Then on a recent night, waiting for another wash cycle, the other shitty bodega was shuttered. Permanently? Temporarily? I don't know. But I wanted a Coke, and didn't want to go down the block to the other other bodega. So I popped in to Hassan. The grill wasn't outside that night, so I wasn't thinking much about it. I went to the fridge, grabbed a can of Coke, and went to give the man my dollar.

And there I saw it: sitting in an Ikea tupperware bin on the counter, unrefrigerated, probably breaking a dozen different health laws, unrepentant, a pile of kebabs. It was finally happening. "Are those kebabs for sale?" A dumb question in hindsight, but you have to understand the laissez-faire nature of this place's merchandising methods. He looked at me—I read puzzlement on his face—"Yes, one dollar. Do you want it heated?". I replied no, to another period of puzzlement, and he handed me the cold floppy kebab on wax paper and I took my Coke and left.

Cold, yes, floppy, yes, and one of the best kebabs I've ever eaten.

Nicely seasoned but still a good dark meat chicken flavor, surprisingly spicy, and a kiss of char. I immediately wanted to go back and buy three more. Maybe heated this time. Or at least catch them as they were grilling them rather than buying them out of the tub. That'd be weird though, right? Anyway it was a deeply rewarding kebab. This whole idea of finding a secret little hole in the wall; I mean, that's a dumb cliche and probably classist and racist on our part to think about, right? Like that Seinfeld episode where Jerry befriends Babu? But I can't stress this enough in this case, you guys: No cool white yuppies or Instagram food influencers are going in there to find the secret kebabs they read about on Eater or something. It's just an invisible Halal butcher shop that serves parts of the huge neighborhood of Pakistani and Bangladeshi people. But the feeling of knowing that this guy on his grill outside this 1-star nothing grocery store is making the best fucking kebabs you've ever eaten—it tickles.

Postscript: We moved to Queens last week, so I probably won't be back to Hassan Halal Meat & Grocery. But a week before we left, when I was out doing one last load of laundry before packing, I had to stop in to see if I was imagining this kebab experience. So I grabbed a pop, went to the counter, and interrupted the owner's conversation with the 4 guys that were all sitting around shooting the shit. "I'll have a kebab, heated please." There was a little puzzlement again, but of a different stripe. He grabbed the kebab from the tupperware, nuked it in the microwave for a few seconds, and handed it to me in the wax paper. As I paid, he stopped and asked me straight up, "How do you know about—", rough English kind of ending his question short. I told him how I see them grilling outside all the time and it smells great, and I bought one a few weeks earlier.

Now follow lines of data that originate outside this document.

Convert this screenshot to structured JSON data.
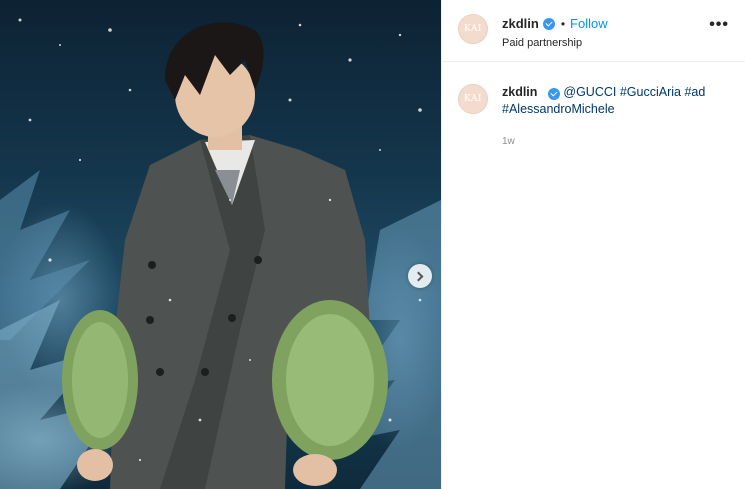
{
  "post": {
    "username": "zkdlin",
    "follow_label": "Follow",
    "dot": "•",
    "subtitle": "Paid partnership",
    "more_label": "•••",
    "avatar_text": "KAI",
    "caption": {
      "username": "zkdlin",
      "mention": "@GUCCI",
      "tags": [
        "#GucciAria",
        "#ad",
        "#AlessandroMichele"
      ]
    },
    "timestamp": "1w"
  },
  "icons": {
    "verified": "verified-badge-icon",
    "next": "chevron-right-icon",
    "more": "more-options-icon"
  },
  "colors": {
    "link_blue": "#0095f6",
    "hashtag": "#00376b",
    "verified": "#3897f0",
    "timestamp": "#8e8e8e"
  }
}
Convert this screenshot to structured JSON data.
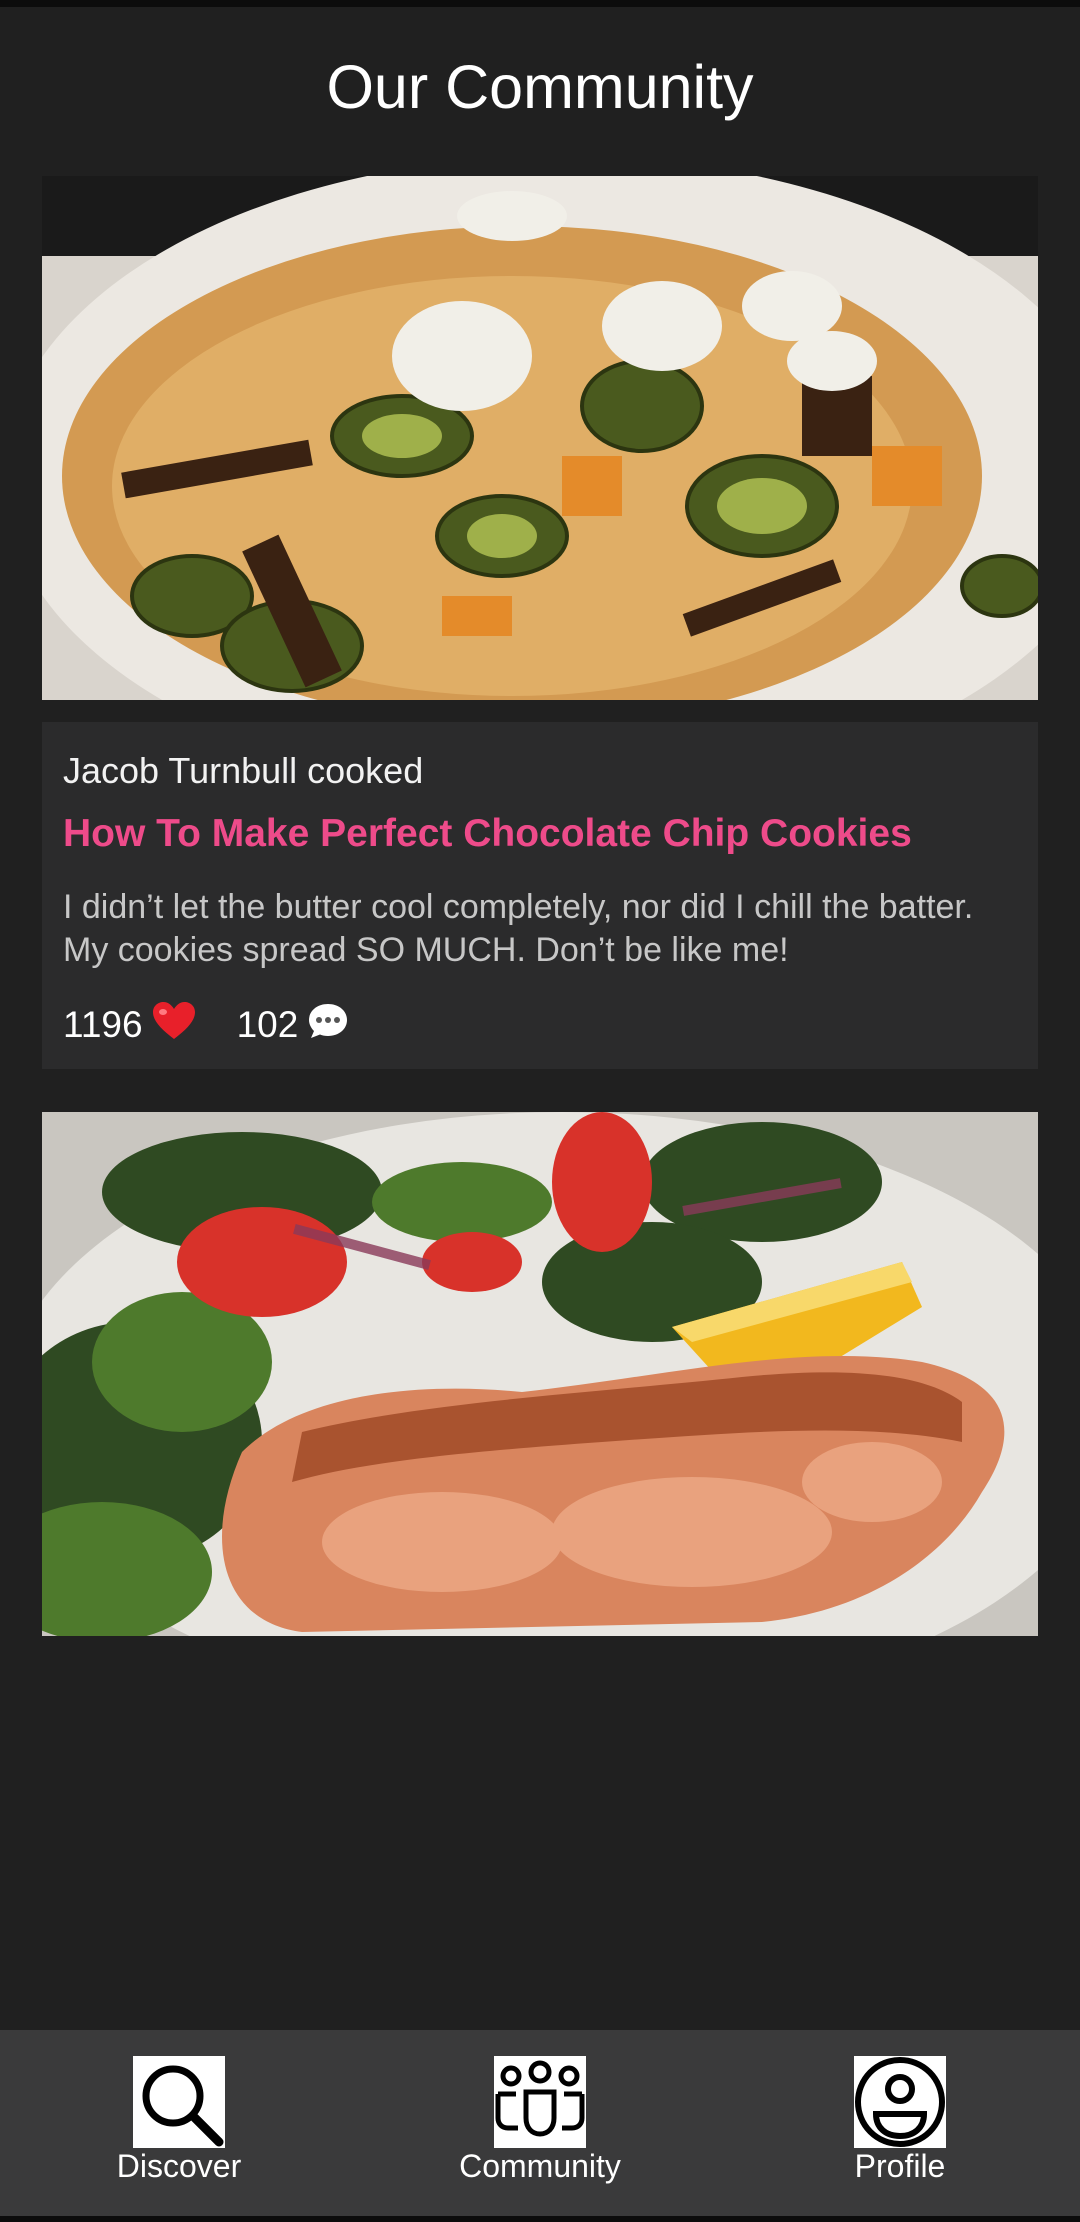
{
  "header": {
    "title": "Our Community"
  },
  "posts": [
    {
      "image_name": "roasted-vegetable-flatbread-photo",
      "author_line": "Jacob Turnbull cooked",
      "recipe_title": "How To Make Perfect Chocolate Chip Cookies",
      "comment": "I didn’t let the butter cool completely, nor did I chill the batter. My cookies spread SO MUCH. Don’t be like me!",
      "likes": "1196",
      "comments": "102",
      "like_icon": "heart-icon",
      "comment_icon": "speech-bubble-icon"
    },
    {
      "image_name": "salmon-salad-photo"
    }
  ],
  "nav": {
    "items": [
      {
        "label": "Discover",
        "icon": "search-icon"
      },
      {
        "label": "Community",
        "icon": "community-icon"
      },
      {
        "label": "Profile",
        "icon": "profile-icon"
      }
    ]
  },
  "colors": {
    "background": "#202020",
    "card": "#2b2b2c",
    "accent": "#ee4b8a",
    "nav_background": "#3a3a3b"
  }
}
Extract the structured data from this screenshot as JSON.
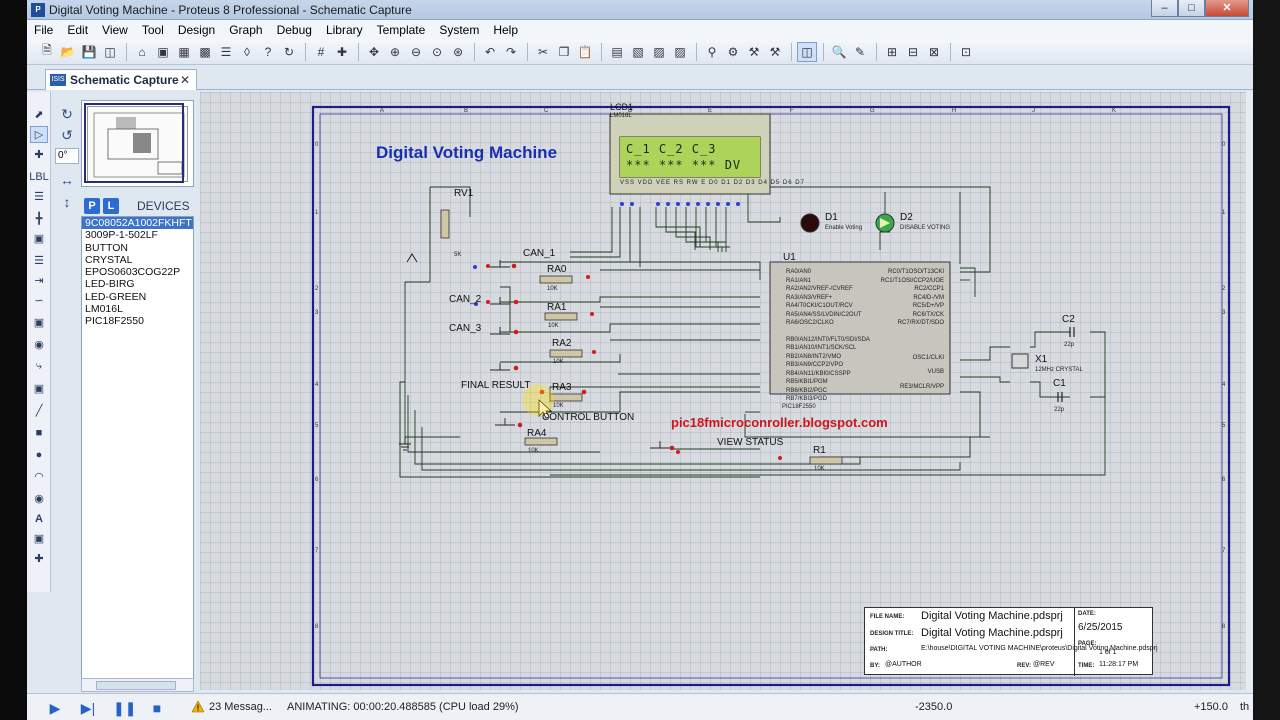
{
  "window": {
    "title": "Digital Voting Machine - Proteus 8 Professional - Schematic Capture",
    "controls": [
      "minimize",
      "maximize",
      "close"
    ]
  },
  "menu": [
    "File",
    "Edit",
    "View",
    "Tool",
    "Design",
    "Graph",
    "Debug",
    "Library",
    "Template",
    "System",
    "Help"
  ],
  "toolbar_icons": [
    "new-icon",
    "open-icon",
    "save-icon",
    "close-project-icon",
    "home-icon",
    "schematic-icon",
    "pcb-icon",
    "gerber-icon",
    "bom-icon",
    "3d-icon",
    "help-icon",
    "refresh-icon",
    "grid-icon",
    "origin-icon",
    "pan-icon",
    "zoom-in-icon",
    "zoom-out-icon",
    "zoom-all-icon",
    "zoom-area-icon",
    "undo-icon",
    "redo-icon",
    "cut-icon",
    "copy-icon",
    "paste-icon",
    "block-copy-icon",
    "block-move-icon",
    "block-rotate-icon",
    "block-delete-icon",
    "pick-icon",
    "make-device-icon",
    "packaging-icon",
    "decompose-icon",
    "wire-autorouter-icon",
    "search-icon",
    "property-assign-icon",
    "new-sheet-icon",
    "remove-sheet-icon",
    "netlist-icon"
  ],
  "tab": {
    "label": "Schematic Capture",
    "badge": "ISIS"
  },
  "overview": {
    "angle": "0°"
  },
  "devices": {
    "buttons": [
      "P",
      "L"
    ],
    "title": "DEVICES",
    "items": [
      "9C08052A1002FKHFT",
      "3009P-1-502LF",
      "BUTTON",
      "CRYSTAL",
      "EPOS0603COG22P",
      "LED-BIRG",
      "LED-GREEN",
      "LM016L",
      "PIC18F2550"
    ],
    "selected_index": 0
  },
  "schematic": {
    "title": "Digital Voting Machine",
    "blog": "pic18fmicroconroller.blogspot.com",
    "lcd": {
      "ref": "LCD1",
      "part": "LM016L",
      "line1": "C_1  C_2  C_3",
      "line2": "***  ***  *** DV",
      "pins": "VSS VDD VEE RS RW E D0 D1 D2 D3 D4 D5 D6 D7"
    },
    "labels": {
      "rv1": "RV1",
      "can1": "CAN_1",
      "can2": "CAN_2",
      "can3": "CAN_3",
      "final": "FINAL RESULT",
      "control": "CONTROL BUTTON",
      "view": "VIEW STATUS",
      "ra0": "RA0",
      "ra1": "RA1",
      "ra2": "RA2",
      "ra3": "RA3",
      "ra4": "RA4",
      "r1": "R1",
      "u1": "U1",
      "u1part": "PIC18F2550",
      "d1": "D1",
      "d1desc": "Enable Voting",
      "d2": "D2",
      "d2desc": "DISABLE VOTING",
      "x1": "X1",
      "x1desc": "12MHz CRYSTAL",
      "c1": "C1",
      "c2": "C2",
      "cap": "22p",
      "res": "10K",
      "rv1val": "5K"
    },
    "u1_left_pins": [
      "RA0/AN0",
      "RA1/AN1",
      "RA2/AN2/VREF-/CVREF",
      "RA3/AN3/VREF+",
      "RA4/T0CKI/C1OUT/RCV",
      "RA5/AN4/SS/LVDIN/C2OUT",
      "RA6/OSC2/CLKO",
      "RB0/AN12/INT0/FLT0/SDI/SDA",
      "RB1/AN10/INT1/SCK/SCL",
      "RB2/AN8/INT2/VMO",
      "RB3/AN9/CCP2/VPO",
      "RB4/AN11/KBI0/CSSPP",
      "RB5/KBI1/PGM",
      "RB6/KBI2/PGC",
      "RB7/KBI3/PGD"
    ],
    "u1_right_pins": [
      "RC0/T1OSO/T13CKI",
      "RC1/T1OSI/CCP2/UOE",
      "RC2/CCP1",
      "RC4/D-/VM",
      "RC5/D+/VP",
      "RC6/TX/CK",
      "RC7/RX/DT/SDO",
      "OSC1/CLKI",
      "VUSB",
      "RE3/MCLR/VPP"
    ],
    "grid_cols": [
      "A",
      "B",
      "C",
      "D",
      "E",
      "F",
      "G",
      "H",
      "J",
      "K"
    ],
    "grid_rows": [
      "0",
      "1",
      "2",
      "3",
      "4",
      "5",
      "6",
      "7",
      "8"
    ]
  },
  "title_block": {
    "file_name_label": "FILE NAME:",
    "file_name": "Digital Voting Machine.pdsprj",
    "design_title_label": "DESIGN TITLE:",
    "design_title": "Digital Voting Machine.pdsprj",
    "path_label": "PATH:",
    "path": "E:\\house\\DIGITAL VOTING MACHINE\\proteus\\Digital Voting Machine.pdsprj",
    "by_label": "BY:",
    "by": "@AUTHOR",
    "rev_label": "REV:",
    "rev": "@REV",
    "date_label": "DATE:",
    "date": "6/25/2015",
    "page_label": "PAGE:",
    "page": "1 of 1",
    "time_label": "TIME:",
    "time": "11:28:17 PM"
  },
  "status": {
    "messages": "23 Messag...",
    "animating": "ANIMATING: 00:00:20.488585 (CPU load 29%)",
    "x": "-2350.0",
    "y": "+150.0",
    "unit": "th"
  }
}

Honest to god, I don't say this to make myself look like some fucking white savior do-gooder bravely supporting his neighbors or whatever—that Seinfeld Babu thing—but when I told him that, his face lit up with a genuine smile. I'm sure those dudes talked shit about me when I left, but whatever. The kebab was even better hot.